Stored items from a collection
.....

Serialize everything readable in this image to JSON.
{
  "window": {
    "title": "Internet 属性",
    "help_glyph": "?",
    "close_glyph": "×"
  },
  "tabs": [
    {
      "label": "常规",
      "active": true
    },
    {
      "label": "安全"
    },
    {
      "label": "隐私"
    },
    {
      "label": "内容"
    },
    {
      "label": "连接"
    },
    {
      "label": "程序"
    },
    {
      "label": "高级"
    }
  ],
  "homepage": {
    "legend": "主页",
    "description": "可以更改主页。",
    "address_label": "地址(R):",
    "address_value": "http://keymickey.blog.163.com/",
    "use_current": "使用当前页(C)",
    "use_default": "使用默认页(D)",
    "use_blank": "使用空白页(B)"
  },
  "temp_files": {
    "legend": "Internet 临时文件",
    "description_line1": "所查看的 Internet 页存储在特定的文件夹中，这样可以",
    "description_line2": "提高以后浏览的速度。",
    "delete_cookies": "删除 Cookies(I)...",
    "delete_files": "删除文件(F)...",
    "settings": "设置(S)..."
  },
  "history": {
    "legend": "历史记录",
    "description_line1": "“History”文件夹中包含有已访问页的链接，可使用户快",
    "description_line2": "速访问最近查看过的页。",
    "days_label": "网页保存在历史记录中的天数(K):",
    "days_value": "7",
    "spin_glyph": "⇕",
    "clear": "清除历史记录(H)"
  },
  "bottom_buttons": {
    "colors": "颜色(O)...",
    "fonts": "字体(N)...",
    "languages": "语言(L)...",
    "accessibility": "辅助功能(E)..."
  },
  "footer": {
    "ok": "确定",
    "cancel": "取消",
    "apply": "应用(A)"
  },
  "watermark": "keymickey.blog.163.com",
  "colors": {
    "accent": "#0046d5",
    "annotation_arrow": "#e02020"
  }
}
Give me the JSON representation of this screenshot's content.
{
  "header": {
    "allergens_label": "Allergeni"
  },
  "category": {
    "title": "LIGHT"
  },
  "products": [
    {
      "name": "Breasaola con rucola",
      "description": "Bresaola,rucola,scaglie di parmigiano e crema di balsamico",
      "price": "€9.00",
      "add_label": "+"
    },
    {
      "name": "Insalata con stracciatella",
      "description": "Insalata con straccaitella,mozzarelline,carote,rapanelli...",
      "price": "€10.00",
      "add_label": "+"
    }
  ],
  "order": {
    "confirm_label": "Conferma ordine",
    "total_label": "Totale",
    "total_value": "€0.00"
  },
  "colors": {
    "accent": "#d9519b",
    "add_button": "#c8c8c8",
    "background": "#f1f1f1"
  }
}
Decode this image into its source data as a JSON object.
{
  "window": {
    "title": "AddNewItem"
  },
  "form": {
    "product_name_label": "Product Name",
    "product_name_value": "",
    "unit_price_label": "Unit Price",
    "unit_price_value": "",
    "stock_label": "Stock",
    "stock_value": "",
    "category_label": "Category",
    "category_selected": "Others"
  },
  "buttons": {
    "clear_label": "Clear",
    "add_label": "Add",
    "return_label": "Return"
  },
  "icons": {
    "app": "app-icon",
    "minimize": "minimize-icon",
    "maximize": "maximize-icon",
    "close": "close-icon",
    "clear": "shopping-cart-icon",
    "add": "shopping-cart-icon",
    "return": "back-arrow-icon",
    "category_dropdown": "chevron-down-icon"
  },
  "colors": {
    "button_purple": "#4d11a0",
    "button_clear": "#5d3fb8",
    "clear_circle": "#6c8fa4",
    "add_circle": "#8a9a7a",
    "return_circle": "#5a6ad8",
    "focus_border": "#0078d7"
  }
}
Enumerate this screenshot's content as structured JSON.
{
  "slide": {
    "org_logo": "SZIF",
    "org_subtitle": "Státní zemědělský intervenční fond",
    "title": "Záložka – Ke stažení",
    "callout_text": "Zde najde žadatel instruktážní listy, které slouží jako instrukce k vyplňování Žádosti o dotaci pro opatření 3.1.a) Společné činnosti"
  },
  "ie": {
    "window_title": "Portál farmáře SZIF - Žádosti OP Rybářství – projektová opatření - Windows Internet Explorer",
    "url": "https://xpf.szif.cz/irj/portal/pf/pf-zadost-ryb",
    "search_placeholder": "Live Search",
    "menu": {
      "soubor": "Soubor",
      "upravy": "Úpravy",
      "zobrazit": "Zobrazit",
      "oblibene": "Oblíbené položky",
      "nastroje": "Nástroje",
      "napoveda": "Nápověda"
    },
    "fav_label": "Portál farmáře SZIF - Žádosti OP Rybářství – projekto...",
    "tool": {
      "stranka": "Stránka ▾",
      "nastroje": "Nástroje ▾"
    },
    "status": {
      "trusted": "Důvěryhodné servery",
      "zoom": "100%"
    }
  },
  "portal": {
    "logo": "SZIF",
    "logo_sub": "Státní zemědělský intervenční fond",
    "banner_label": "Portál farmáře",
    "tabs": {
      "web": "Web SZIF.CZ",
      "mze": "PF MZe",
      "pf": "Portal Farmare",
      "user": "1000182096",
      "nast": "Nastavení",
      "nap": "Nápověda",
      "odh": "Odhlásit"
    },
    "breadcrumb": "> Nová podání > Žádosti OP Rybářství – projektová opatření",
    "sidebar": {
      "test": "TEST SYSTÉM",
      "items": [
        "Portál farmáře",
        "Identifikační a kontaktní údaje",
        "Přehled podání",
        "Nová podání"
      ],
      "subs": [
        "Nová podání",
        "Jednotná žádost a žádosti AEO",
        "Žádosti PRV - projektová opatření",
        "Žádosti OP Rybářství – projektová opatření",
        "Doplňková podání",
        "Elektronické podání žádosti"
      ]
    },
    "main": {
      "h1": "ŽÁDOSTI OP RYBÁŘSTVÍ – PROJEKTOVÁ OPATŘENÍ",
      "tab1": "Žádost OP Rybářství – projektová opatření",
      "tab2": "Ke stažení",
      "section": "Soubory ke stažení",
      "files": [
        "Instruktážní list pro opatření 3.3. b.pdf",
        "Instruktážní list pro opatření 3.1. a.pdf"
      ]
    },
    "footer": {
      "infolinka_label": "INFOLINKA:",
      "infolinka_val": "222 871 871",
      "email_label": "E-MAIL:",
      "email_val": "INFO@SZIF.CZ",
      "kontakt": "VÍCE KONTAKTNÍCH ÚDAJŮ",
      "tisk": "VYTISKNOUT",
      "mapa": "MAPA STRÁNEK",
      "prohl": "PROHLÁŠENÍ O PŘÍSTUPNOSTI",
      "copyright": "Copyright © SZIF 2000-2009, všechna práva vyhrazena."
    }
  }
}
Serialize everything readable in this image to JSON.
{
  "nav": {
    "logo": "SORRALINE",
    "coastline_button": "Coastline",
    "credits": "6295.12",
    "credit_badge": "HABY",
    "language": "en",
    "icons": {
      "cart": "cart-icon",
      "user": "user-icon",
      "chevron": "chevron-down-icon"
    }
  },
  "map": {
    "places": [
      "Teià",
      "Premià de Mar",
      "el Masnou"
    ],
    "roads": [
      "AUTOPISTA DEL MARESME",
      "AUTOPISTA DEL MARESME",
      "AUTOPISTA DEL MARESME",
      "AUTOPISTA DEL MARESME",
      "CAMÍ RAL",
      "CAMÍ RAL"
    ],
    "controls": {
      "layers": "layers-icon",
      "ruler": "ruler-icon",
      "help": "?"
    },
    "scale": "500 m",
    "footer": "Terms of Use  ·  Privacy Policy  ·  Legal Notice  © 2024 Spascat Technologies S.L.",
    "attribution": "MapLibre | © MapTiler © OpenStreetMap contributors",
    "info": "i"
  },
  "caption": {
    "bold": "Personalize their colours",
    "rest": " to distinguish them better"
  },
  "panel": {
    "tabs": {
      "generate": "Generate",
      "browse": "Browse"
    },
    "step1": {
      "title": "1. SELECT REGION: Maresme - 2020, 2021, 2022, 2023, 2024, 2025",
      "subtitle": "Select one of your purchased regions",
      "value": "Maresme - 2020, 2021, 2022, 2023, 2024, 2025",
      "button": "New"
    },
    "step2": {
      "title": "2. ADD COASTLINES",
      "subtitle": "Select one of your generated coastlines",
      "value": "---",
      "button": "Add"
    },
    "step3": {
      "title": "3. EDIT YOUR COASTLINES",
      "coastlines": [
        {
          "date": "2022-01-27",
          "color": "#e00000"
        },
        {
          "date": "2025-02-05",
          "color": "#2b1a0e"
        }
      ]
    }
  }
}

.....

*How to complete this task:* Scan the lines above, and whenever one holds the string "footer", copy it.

*Solution for this exercise:*
  "footer": {
    "footer": {
    "footer": "Terms of Use  ·  Privacy Policy  ·  Legal Notice  © 2024 Spascat Technologies S.L.",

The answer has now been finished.